What are the warning signs and symptoms that I should look out for?
People with sudden cardiac arrest collapse without warning because of a lack of blood flow to the brain. They lose consciousness immediately and stop breathing. Fainting is usually the first sign of cardiac arrest. Other symptoms include dizziness, a racing heartbeat, lightheadedness and shortness of breath. This can happen all at once before a person loses consciousness.
Heart attack symptoms are more varied than symptoms of sudden cardiac arrest. The most common symptoms of a heart attack are shortness of breath, chest tightness or pressure, sweating, nausea or vomiting, and upper body discomfort in the arms, back, neck and jaw.
Heart attack symptoms in women may differ or be less noticeable than those in men.
What should I do if I see someone with symptoms of a heart-related emergency?
Whether a person is having a heart attack or sudden cardiac arrest, call 911 immediately and begin cardiopulmonary resuscitation (CPR) while waiting for emergency medical responders to arrive. By performing CPR, you can significantly improve a person’s chance of survival.

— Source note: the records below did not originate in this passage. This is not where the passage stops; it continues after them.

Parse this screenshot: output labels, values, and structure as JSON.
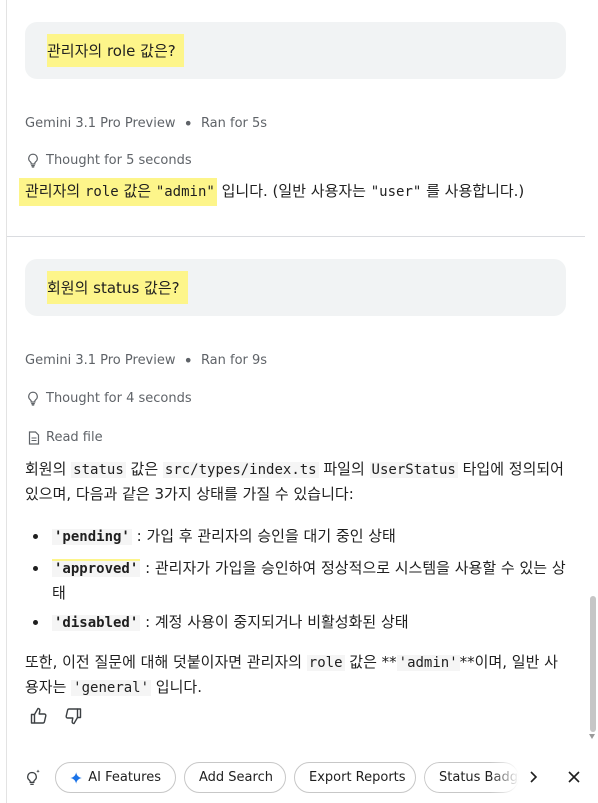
{
  "turn1": {
    "question": "관리자의 role 값은?",
    "model": "Gemini 3.1 Pro Preview",
    "ran": "Ran for 5s",
    "thought": "Thought for 5 seconds",
    "answer": {
      "a": "관리자의 ",
      "code1": "role",
      "b": " 값은 ",
      "code2": "\"admin\"",
      "c": " 입니다. (일반 사용자는 ",
      "code3": "\"user\"",
      "d": " 를 사용합니다.)"
    }
  },
  "turn2": {
    "question": "회원의 status 값은?",
    "model": "Gemini 3.1 Pro Preview",
    "ran": "Ran for 9s",
    "thought": "Thought for 4 seconds",
    "read_file": "Read file",
    "intro": {
      "a": "회원의 ",
      "code1": "status",
      "b": " 값은 ",
      "code2": "src/types/index.ts",
      "c": " 파일의 ",
      "code3": "UserStatus",
      "d": " 타입에 정의되어 있으며, 다음과 같은 3가지 상태를 가질 수 있습니다:"
    },
    "bullets": [
      {
        "code": "'pending'",
        "text": " : 가입 후 관리자의 승인을 대기 중인 상태"
      },
      {
        "code": "'approved'",
        "text": " : 관리자가 가입을 승인하여 정상적으로 시스템을 사용할 수 있는 상태"
      },
      {
        "code": "'disabled'",
        "text": " : 계정 사용이 중지되거나 비활성화된 상태"
      }
    ],
    "outro": {
      "a": "또한, 이전 질문에 대해 덧붙이자면 관리자의 ",
      "code1": "role",
      "b": " 값은 **",
      "code2": "'admin'",
      "c": "**이며, 일반 사용자는 ",
      "code3": "'general'",
      "d": " 입니다."
    }
  },
  "chips": {
    "ai_features": "AI Features",
    "add_search": "Add Search",
    "export_reports": "Export Reports",
    "status_badge": "Status Badge"
  },
  "icons": {
    "thought": "lightbulb-icon",
    "read_file": "file-icon",
    "thumbs_up": "thumbs-up-icon",
    "thumbs_down": "thumbs-down-icon",
    "ai": "sparkle-icon",
    "next": "chevron-right-icon",
    "close": "close-icon"
  },
  "colors": {
    "highlight": "#fdf58a",
    "bubble_bg": "#f1f3f4",
    "ai_accent": "#1a73e8"
  }
}
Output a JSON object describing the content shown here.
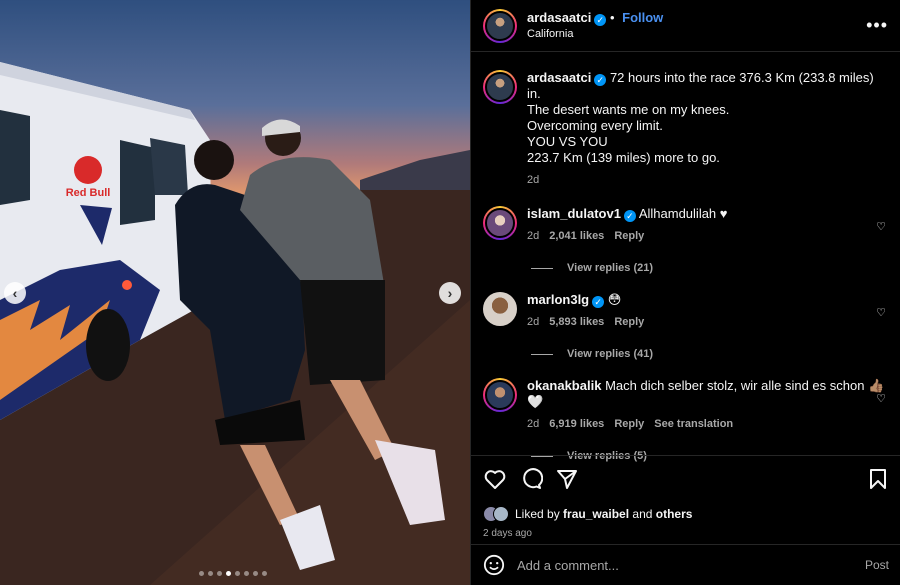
{
  "post": {
    "author": "ardasaatci",
    "follow_label": "Follow",
    "location": "California",
    "more_label": "•••",
    "caption": "72 hours into the race 376.3 Km (233.8 miles) in.\nThe desert wants me on my knees.\nOvercoming every limit.\nYOU VS YOU\n223.7 Km (139 miles) more to go.",
    "caption_age": "2d"
  },
  "comments": [
    {
      "user": "islam_dulatov1",
      "text": "Allhamdulilah ♥",
      "age": "2d",
      "likes": "2,041 likes",
      "reply": "Reply",
      "view_replies": "View replies (21)"
    },
    {
      "user": "marlon3lg",
      "text": "😳",
      "age": "2d",
      "likes": "5,893 likes",
      "reply": "Reply",
      "view_replies": "View replies (41)"
    },
    {
      "user": "okanakbalik",
      "text": "Mach dich selber stolz, wir alle sind es schon 👍🏽\n🤍",
      "age": "2d",
      "likes": "6,919 likes",
      "reply": "Reply",
      "translate": "See translation",
      "view_replies": "View replies (5)"
    }
  ],
  "likes": {
    "prefix": "Liked by ",
    "user": "frau_waibel",
    "middle": " and ",
    "others": "others"
  },
  "post_date": "2 days ago",
  "add_comment": {
    "placeholder": "Add a comment...",
    "post_label": "Post"
  },
  "carousel": {
    "slide_count": 8,
    "active_index": 3
  },
  "colors": {
    "accent": "#0095f6",
    "follow": "#4a90f0",
    "muted": "#a8a8a8",
    "background": "#000000"
  }
}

In a sudden cardiac arrest situation, begin CPR immediately and, when available, use an automated external defibrillator (AED). This device delivers an electric shock to the heart to potentially stop an irregular heartbeat and allow a normal rhythm to resume. If two people are available, one should begin CPR immediately while the other calls 911 and finds an AED.
Sudden cardiac arrest and heart attack are considered the most time-sensitive emergencies where immediate care and treatment can make a big difference in the outcome for a person. The faster a patient receives medical attention, the better their chances of survival. The longer you wait to seek help, the more damage can occur to the heart tissue. Every second counts.

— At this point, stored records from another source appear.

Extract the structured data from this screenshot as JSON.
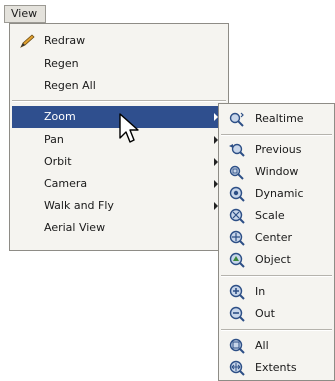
{
  "menubar": {
    "view_label": "View"
  },
  "view_menu": {
    "items": [
      {
        "label": "Redraw",
        "icon": "redraw-pencil-icon"
      },
      {
        "label": "Regen"
      },
      {
        "label": "Regen All"
      },
      {
        "label": "Zoom",
        "submenu": true,
        "highlighted": true
      },
      {
        "label": "Pan",
        "submenu": true
      },
      {
        "label": "Orbit",
        "submenu": true
      },
      {
        "label": "Camera",
        "submenu": true
      },
      {
        "label": "Walk and Fly",
        "submenu": true
      },
      {
        "label": "Aerial View"
      }
    ]
  },
  "zoom_menu": {
    "items": [
      {
        "label": "Realtime",
        "icon": "zoom-realtime-icon"
      },
      {
        "label": "Previous",
        "icon": "zoom-previous-icon"
      },
      {
        "label": "Window",
        "icon": "zoom-window-icon"
      },
      {
        "label": "Dynamic",
        "icon": "zoom-dynamic-icon"
      },
      {
        "label": "Scale",
        "icon": "zoom-scale-icon"
      },
      {
        "label": "Center",
        "icon": "zoom-center-icon"
      },
      {
        "label": "Object",
        "icon": "zoom-object-icon"
      },
      {
        "label": "In",
        "icon": "zoom-in-icon"
      },
      {
        "label": "Out",
        "icon": "zoom-out-icon"
      },
      {
        "label": "All",
        "icon": "zoom-all-icon"
      },
      {
        "label": "Extents",
        "icon": "zoom-extents-icon"
      }
    ]
  },
  "colors": {
    "highlight": "#2f4f8e",
    "menu_bg": "#f5f4f0"
  }
}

What are some ways to help prevent a heart attack and/or sudden cardiac arrest?
Many cardiac disorders can be inherited, including arrhythmias, congenital heart disease, and high blood cholesterol. While there are many factors that impact someone’s risk of having a heart attack or cardiac arrest, there are things you can do to improve your overall heart health.
Besides sticking to a healthy diet of lean proteins, vegetables and fruit, it is important to exercise regularly. Thirty minutes of moderate daily activity improves blood flow and heart strength. It’s also important to maintain a healthy weight. Excess weight can make your heart work harder.
Also, see your doctor regularly to make sure your cholesterol, blood sugar and blood pressure are within the normal range to reduce your risk of heart disease. If you have a heart condition or had a previous heart attack, follow your doctor’s guidance and be sure to take any prescribed medications for high cholesterol or high blood pressure, to ensure that your levels are in check.
Smoking is a known risk factor for cardiovascular disease. Studies have identified that quitting smoking can reduce heart attacks and death. The earlier you quit, the better for your heart.
Dr. Daniel Hermann is an interventional cardiologist for the Memorial Hermann Medical Group. He is also the current director of Structural Cardiology at Memorial Hermann Memorial City Medical Center.